Burragumbilli is made in the lager style – but, Chris says, “We’re planning to make an ale – that’ll be happening later.” He also has his eye on the export market. “We’ve had lots of interest in the UK and Vietnam, and we’ve had enquiries for an ale from Sweden.” 

  • Burragumbilli Organic Lager: None was available for tasting at the time, but it has been described as a refreshing, easy-drinking beer.

Barossa Valley Brewing

Meanwhile, down in the Barossa Valley, ex-banker Denham D’Silva is the owner and founder of Barossa Valley Brewing, where brewer Mark Prior makes an Organic Pale Ale in the American craft brewing style.

Denham, as you’d expect from an ex-banker, is concerned not only with the flavour and excellence of his brew (along with Mountain Goat Steam Ale, Barossa Organic Pale Ale won a Bronze medal in this year’s Australian International Beer Awards in Melbourne), but also with lobbying for the same equalisation tax the wine industry gets.

“With wine, the first $500,000 worth of sales are excise-free – for our organic ale, excise is about $12.50 a case from
the first case,” he says.
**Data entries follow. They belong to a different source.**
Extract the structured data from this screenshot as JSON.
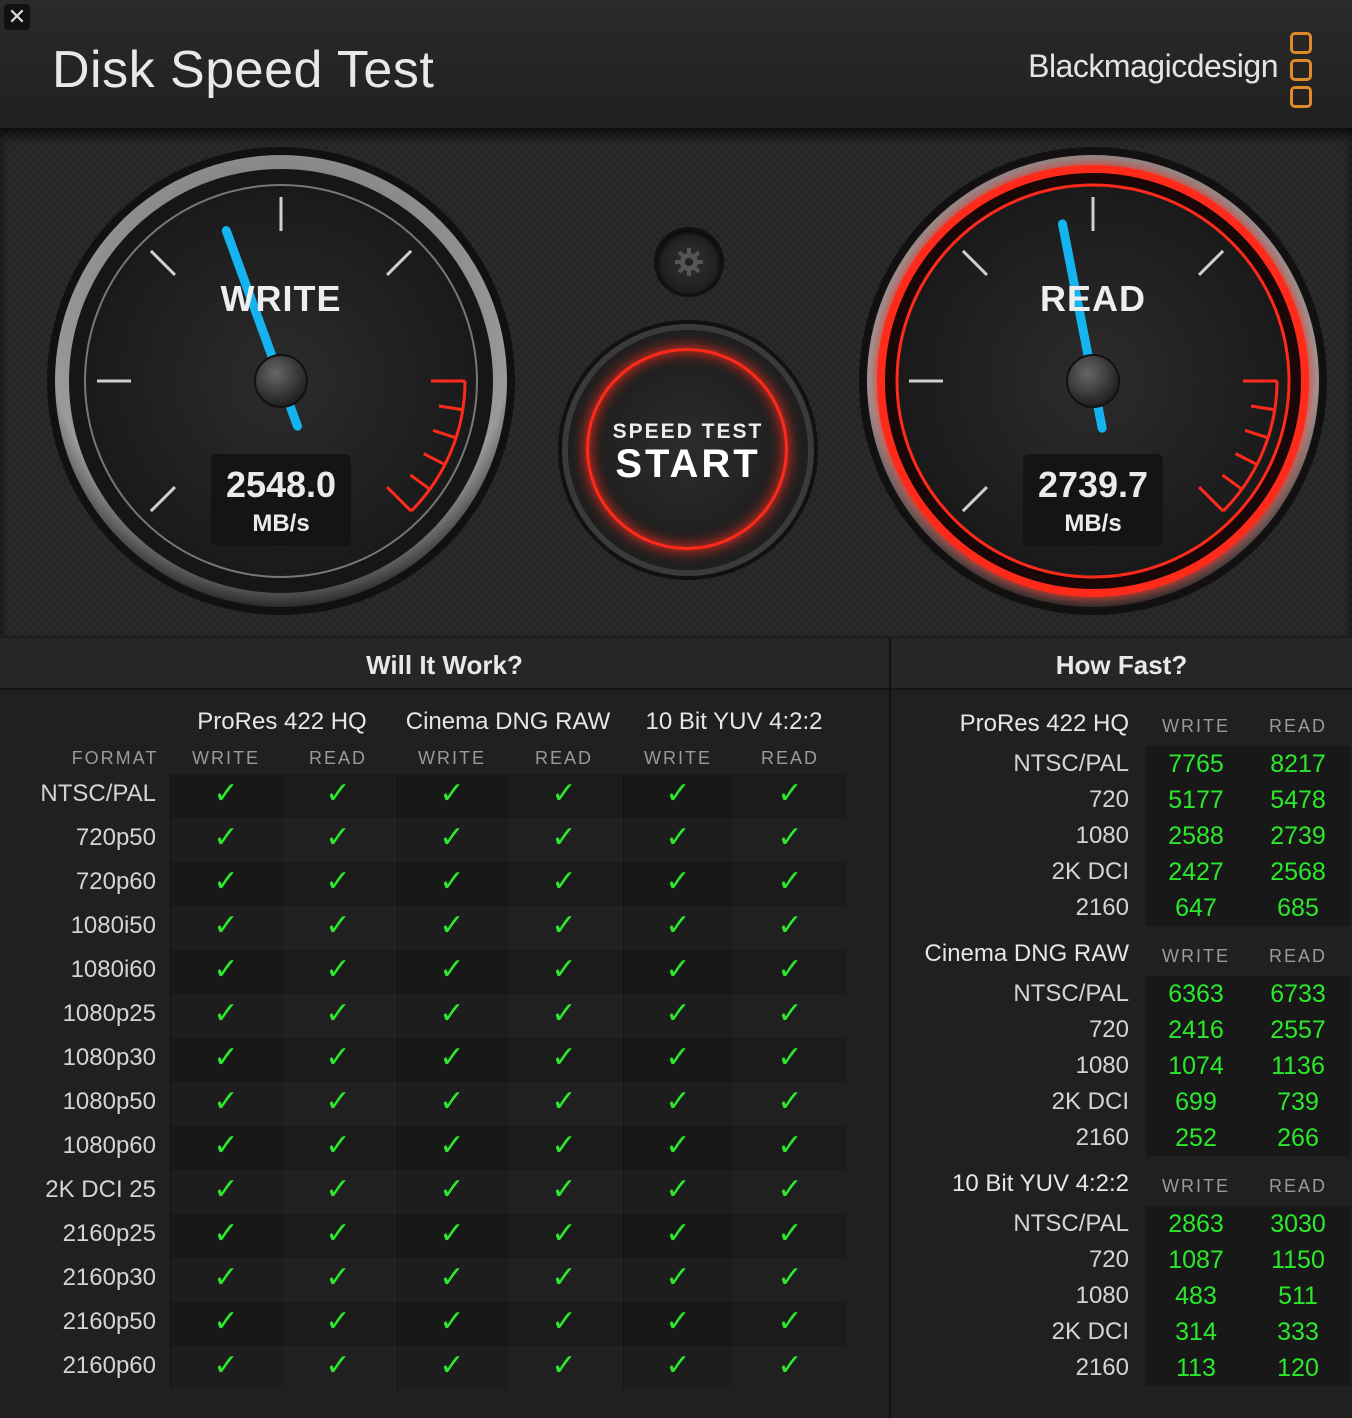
{
  "window": {
    "title": "Disk Speed Test",
    "brand": "Blackmagicdesign",
    "close_icon": "close-icon"
  },
  "gauges": {
    "write": {
      "label": "WRITE",
      "value": "2548.0",
      "unit": "MB/s",
      "needle_color": "#14b4f0"
    },
    "read": {
      "label": "READ",
      "value": "2739.7",
      "unit": "MB/s",
      "needle_color": "#14b4f0",
      "ring_color": "#ff2a1a"
    }
  },
  "start_button": {
    "sub_label": "SPEED TEST",
    "main_label": "START"
  },
  "settings_icon": "gear-icon",
  "will_it_work": {
    "title": "Will It Work?",
    "format_header": "FORMAT",
    "codecs": [
      "ProRes 422 HQ",
      "Cinema DNG RAW",
      "10 Bit YUV 4:2:2"
    ],
    "sub_headers": [
      "WRITE",
      "READ",
      "WRITE",
      "READ",
      "WRITE",
      "READ"
    ],
    "check_symbol": "✓",
    "formats": [
      "NTSC/PAL",
      "720p50",
      "720p60",
      "1080i50",
      "1080i60",
      "1080p25",
      "1080p30",
      "1080p50",
      "1080p60",
      "2K DCI 25",
      "2160p25",
      "2160p30",
      "2160p50",
      "2160p60"
    ]
  },
  "how_fast": {
    "title": "How Fast?",
    "write_header": "WRITE",
    "read_header": "READ",
    "sections": [
      {
        "name": "ProRes 422 HQ",
        "rows": [
          {
            "label": "NTSC/PAL",
            "write": "7765",
            "read": "8217"
          },
          {
            "label": "720",
            "write": "5177",
            "read": "5478"
          },
          {
            "label": "1080",
            "write": "2588",
            "read": "2739"
          },
          {
            "label": "2K DCI",
            "write": "2427",
            "read": "2568"
          },
          {
            "label": "2160",
            "write": "647",
            "read": "685"
          }
        ]
      },
      {
        "name": "Cinema DNG RAW",
        "rows": [
          {
            "label": "NTSC/PAL",
            "write": "6363",
            "read": "6733"
          },
          {
            "label": "720",
            "write": "2416",
            "read": "2557"
          },
          {
            "label": "1080",
            "write": "1074",
            "read": "1136"
          },
          {
            "label": "2K DCI",
            "write": "699",
            "read": "739"
          },
          {
            "label": "2160",
            "write": "252",
            "read": "266"
          }
        ]
      },
      {
        "name": "10 Bit YUV 4:2:2",
        "rows": [
          {
            "label": "NTSC/PAL",
            "write": "2863",
            "read": "3030"
          },
          {
            "label": "720",
            "write": "1087",
            "read": "1150"
          },
          {
            "label": "1080",
            "write": "483",
            "read": "511"
          },
          {
            "label": "2K DCI",
            "write": "314",
            "read": "333"
          },
          {
            "label": "2160",
            "write": "113",
            "read": "120"
          }
        ]
      }
    ]
  }
}
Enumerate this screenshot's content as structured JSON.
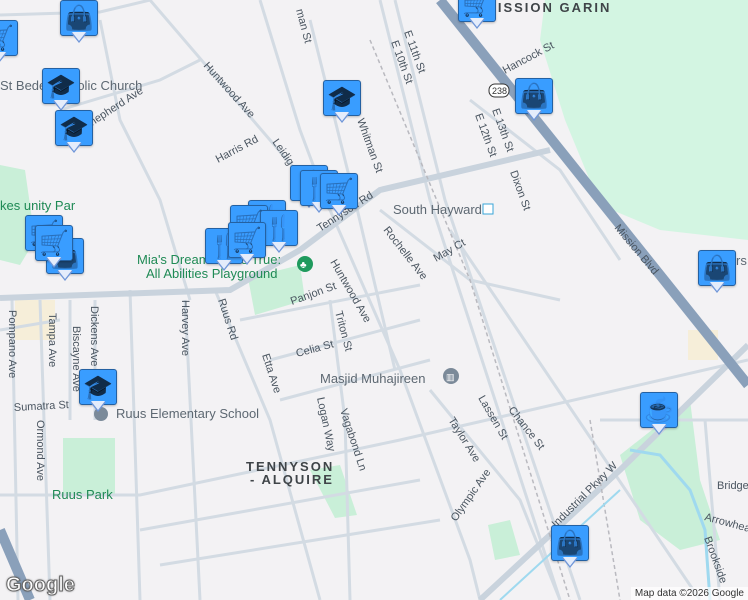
{
  "map": {
    "streets": [
      "Huntwood Ave",
      "Huntwood Ave",
      "Harris Rd",
      "Leidig",
      "Whitman St",
      "Tennyson Rd",
      "Shepherd Ave",
      "Panjon St",
      "Triton St",
      "Celia St",
      "Etta Ave",
      "Ruus Rd",
      "Harvey Ave",
      "Logan Way",
      "Vagabond Ln",
      "Dickens Ave",
      "Tampa Ave",
      "Biscayne Ave",
      "Pompano Ave",
      "Ormond Ave",
      "Sumatra St",
      "E 11th St",
      "E 10th St",
      "Hancock St",
      "E 13th St",
      "E 12th St",
      "Dixon St",
      "Mission Blvd",
      "Rochelle Ave",
      "May Ct",
      "Lassen St",
      "Chance St",
      "Taylor Ave",
      "Olympic Ave",
      "Industrial Pkwy W",
      "Bridge",
      "Arrowhead Way",
      "Brookside",
      "man St"
    ],
    "pois": {
      "church": "St Bede Catholic Church",
      "playground_line1": "Mia's Dream Come True:",
      "playground_line2": "All Abilities Playground",
      "station": "South Hayward",
      "mosque": "Masjid Muhajireen",
      "school": "Ruus Elementary School",
      "park": "Ruus Park",
      "park_left_partial": "kes unity Par",
      "mission_partial": "MISSION GARIN",
      "right_partial": "rs"
    },
    "neighborhood": {
      "line1": "TENNYSON",
      "line2": "- ALQUIRE"
    },
    "highway_shield": "238",
    "markers": [
      {
        "icon": "graduation-cap"
      },
      {
        "icon": "graduation-cap"
      },
      {
        "icon": "graduation-cap"
      },
      {
        "icon": "graduation-cap"
      },
      {
        "icon": "shopping-bag"
      },
      {
        "icon": "shopping-bag"
      },
      {
        "icon": "shopping-bag"
      },
      {
        "icon": "shopping-bag"
      },
      {
        "icon": "coffee-cup"
      },
      {
        "icon": "shopping-cart"
      },
      {
        "icon": "shopping-cart"
      },
      {
        "icon": "shopping-cart"
      },
      {
        "icon": "restaurant"
      },
      {
        "icon": "restaurant"
      },
      {
        "icon": "shopping-cart"
      },
      {
        "icon": "restaurant"
      },
      {
        "icon": "shopping-cart"
      },
      {
        "icon": "restaurant"
      },
      {
        "icon": "restaurant"
      },
      {
        "icon": "shopping-cart"
      },
      {
        "icon": "shopping-cart"
      },
      {
        "icon": "shopping-bag"
      }
    ],
    "logo": "Google",
    "attribution": "Map data ©2026 Google"
  },
  "colors": {
    "background": "#f3f2f4",
    "road": "#d3dbe3",
    "highway": "#8aa0ba",
    "park": "#c9efd8",
    "water": "#9fd9ef",
    "marker_fill": "#e4ecfb",
    "marker_icon": "#0d4466"
  }
}
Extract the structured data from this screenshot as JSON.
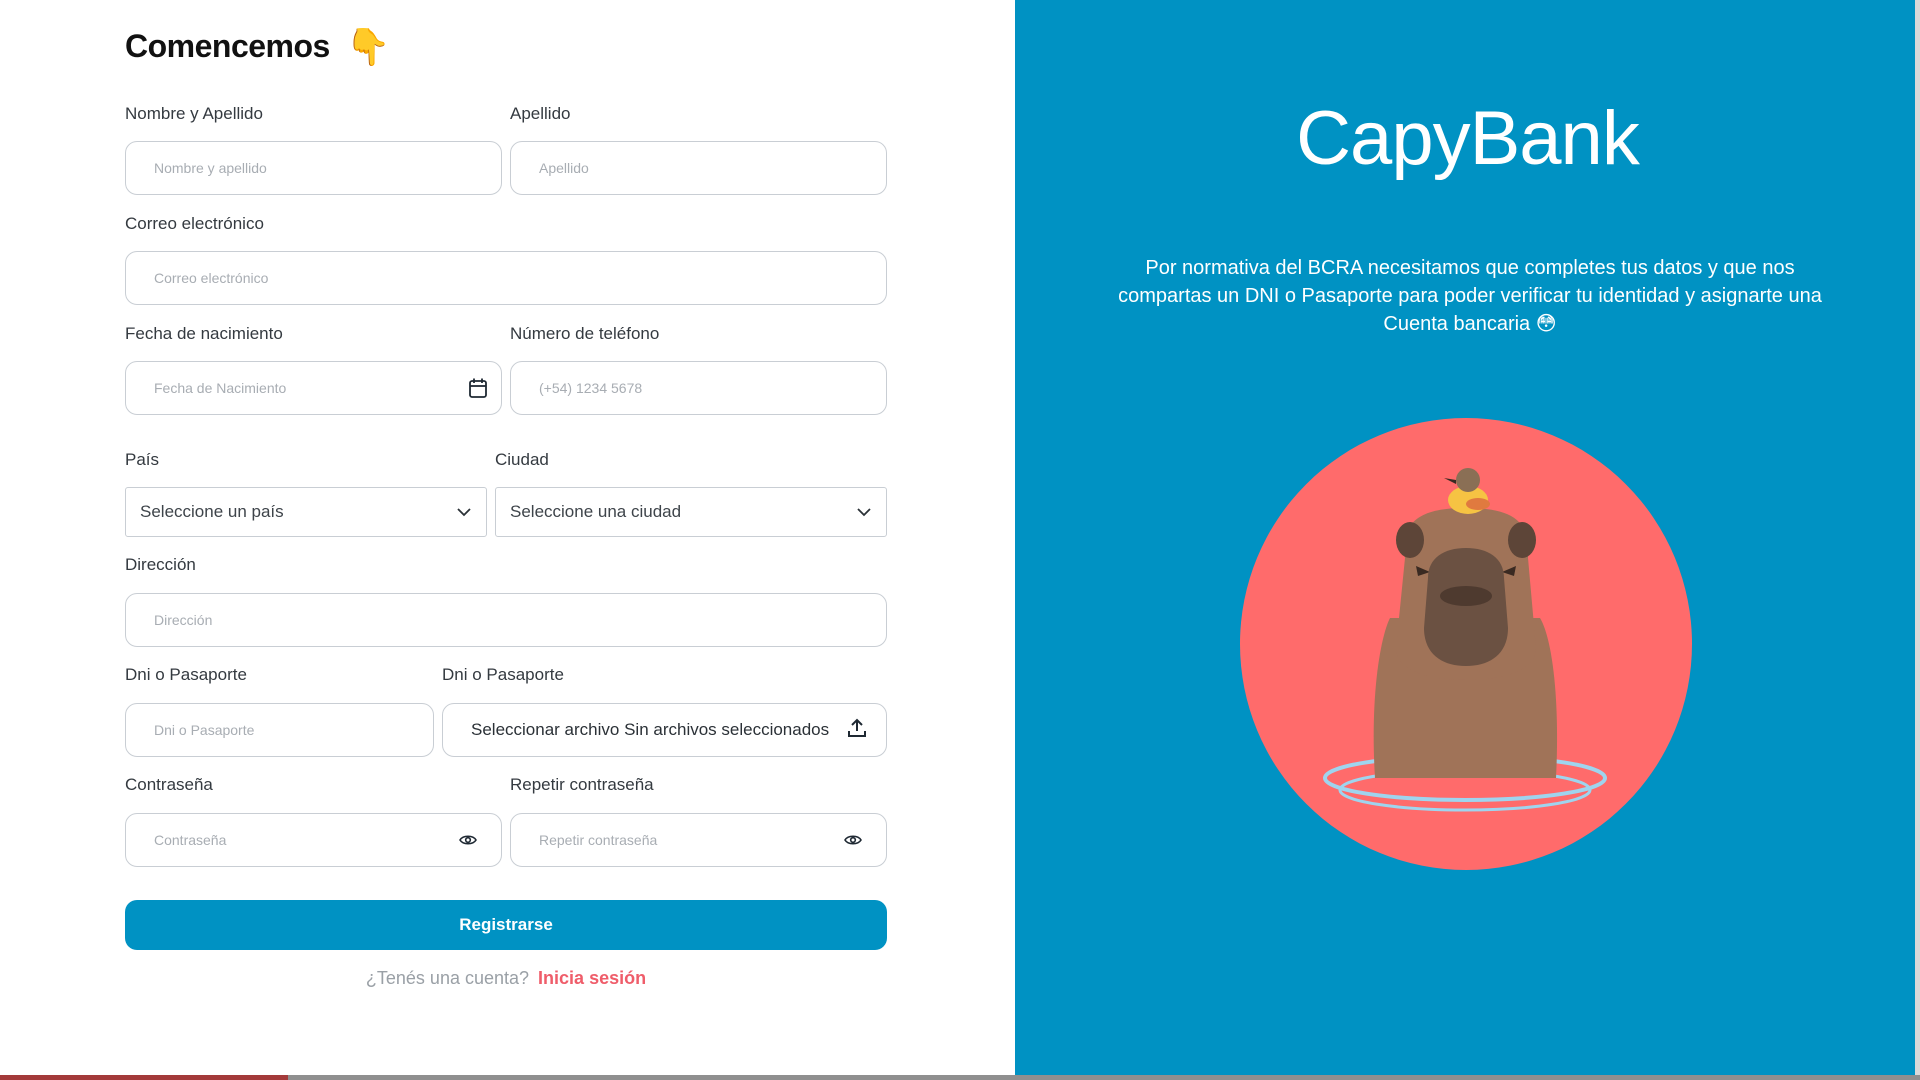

If successful, this move would give a big push to those wishing to set up more small breweries
– which would, we can only hope, brew more organic beers.

  • Barossa Valley Organic Pale Ale: Good honey colour, with leatherwood honey on the nose and the palate; creamy mouth feel, and a good length with a balanced bitter/sweetness.